Negative interest rates have long since become a reality. But we are not talking about negative real interest rates. This is the case when the return on an investment is lower than the officially stated inflation rate. In today's context, negative interest rates are rather negative nominal interest rates; that is, the nominal interest rate is below 0 percent.
This type of negative interest rate already existed once in the 1970s. At that time, Switzerland introduced a "commission" of 2 percent per quarter on bank deposits at Swiss banks. This was intended to inhibit the inflow of new capital into Switzerland. The fixed exchange rates of the Bretton Woods system still prevented the Swiss franc from appreciating at that time, but the money supply expanded sharply from 2.1 percent in 1966 to 10.9 percent in 1968. This increased inflationary pressure on Switzerland. Negative interest rates were imposed in 1972, but they were declared ineffective and abolished after 1978.
On June 11, 2014, the European Central Bank (ECB) became the first major central bank to set a negative deposit rate of –0.1 percent. The Swiss National Bank (SNB) went furthest in 2015 and imposed a negative interest rate on deposits of –0.75 percent. At present, the SNB is still at –0.75 percent, while the ECB is close on its heels at –0.5 percent. The Danish central bank has now also caught up with the Swiss national bank, setting its interest rate at –0.75 percent, while Japan's target rate is –0.1 percent.
These key interest rates, which are set by the central banks, have an impact on money and capital markets via arbitrage effects. Negative interest rates currently exist along the entire spectrum of the yield curve. In Switzerland, for example, most government bonds and papers, even the thirty-year Swiss Confederation bonds, have negative yields. And even corporate bonds are currently yielding negative returns.
Intervention or Market Forces?
The existence of negative interest rates has led to a discussion about their origin. One side sees negative interest rates as an interventionist measure on the part of central banks. By mandate, they artificially lower interest rates. Some opponents even consider this to be an outright manipulation of interest rates.
On the other hand, some argue that it is much more likely that the continuous fall in interest rates, even to the point of becoming negative, corresponds to the normal course of economic history. Negative interest rates are no deliberate decision by central banks, but ultimately a natural development. Harvard economist Paul Schmelzing has written of the supersecular decline that is currently unfolding in this context.

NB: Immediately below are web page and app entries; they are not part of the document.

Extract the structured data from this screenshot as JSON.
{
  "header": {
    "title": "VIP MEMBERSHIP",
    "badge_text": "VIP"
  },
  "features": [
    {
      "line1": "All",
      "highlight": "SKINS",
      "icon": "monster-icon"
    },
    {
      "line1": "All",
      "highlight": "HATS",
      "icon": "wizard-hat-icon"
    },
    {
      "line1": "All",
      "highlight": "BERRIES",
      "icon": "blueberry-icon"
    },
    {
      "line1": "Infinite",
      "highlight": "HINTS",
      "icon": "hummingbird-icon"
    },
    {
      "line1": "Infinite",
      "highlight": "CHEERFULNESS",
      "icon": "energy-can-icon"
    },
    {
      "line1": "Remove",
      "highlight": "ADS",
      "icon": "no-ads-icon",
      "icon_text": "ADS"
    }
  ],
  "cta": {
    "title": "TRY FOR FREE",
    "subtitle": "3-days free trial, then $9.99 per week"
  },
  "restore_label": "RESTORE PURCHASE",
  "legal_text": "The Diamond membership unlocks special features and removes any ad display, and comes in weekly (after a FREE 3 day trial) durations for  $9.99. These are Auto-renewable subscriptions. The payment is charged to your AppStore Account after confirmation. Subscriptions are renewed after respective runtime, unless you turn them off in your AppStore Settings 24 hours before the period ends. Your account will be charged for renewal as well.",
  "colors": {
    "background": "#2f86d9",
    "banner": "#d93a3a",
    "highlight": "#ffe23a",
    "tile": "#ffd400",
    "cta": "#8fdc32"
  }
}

Some exponents of this side of the spectrum are even absolving the central banks of responsibility for any negative consequences caused by negative interest rates.
A popular theory among economists that attributes negative interest rates to a natural development is that of a "savings glut." Since more and more people in Western countries are saving today, partly due to demographic change, a glut of savings is steadily reducing the marginal utility of additional savings and thus their marginal returns.
As a matter of fact, in the Western world we have built up enormous economic capital over the past two centuries. Increasing division of labor and knowledge have played a major role in this. But greater masses of (financial) liquidity are also the deliberate result of central bank action. Through decades of open market policy, they have created ever more liquidity.
These open market operations by central banks are ultimately equivalent to the purchase of government bonds. This ongoing demand for government securities from central banks is attracting more and more bond traders, who hope to make a business out of it. After all, they can sell previously purchased bonds to central banks with virtually no risk. If bond prices rise—and this has happened particularly over the past four decades—the interest rates on these bonds fall.
Against Common Sense
But the fact that we have negative interest rates today is difficult to understand from the perspective of human action. Negative interest rates mean that you give up something today and are guaranteed to receive less in return in the future. Intuitively, it should be the other way around: because the present is more certain, it must be more valuable in the face of an uncertain future. So anyone who gives up something today should be rewarded for the risk and uncertainty that this person is willing to venture upon.
A negative interest rate environment, in which the present is worse off economically and materially than the future, appears counterintuitive and can therefore hardly be a natural development. It seems rather likely that negative interest rates should be interpreted as a consequence of interventionist central bank policies.
According to many central bankers, these negative interest rates are an instrument of monetary policy. Representatives at the Swiss National Bank argue that they are intended to counteract the appreciation of the Swiss currency. The ECB argues that commercial banks that have reserve deposits with the central bank should be urged via negative interest on these deposits to pass these reserves on to the economy by giving out loans of all kinds.
Listening to central banks themselves, it pretty much sounds like see negative interest rates as an instrument to steer, guide, and control a currency area. So central bankers themselves implicitly state that negative interest rates are a deliberate tool and not just some unfortunate historical stroke of fate.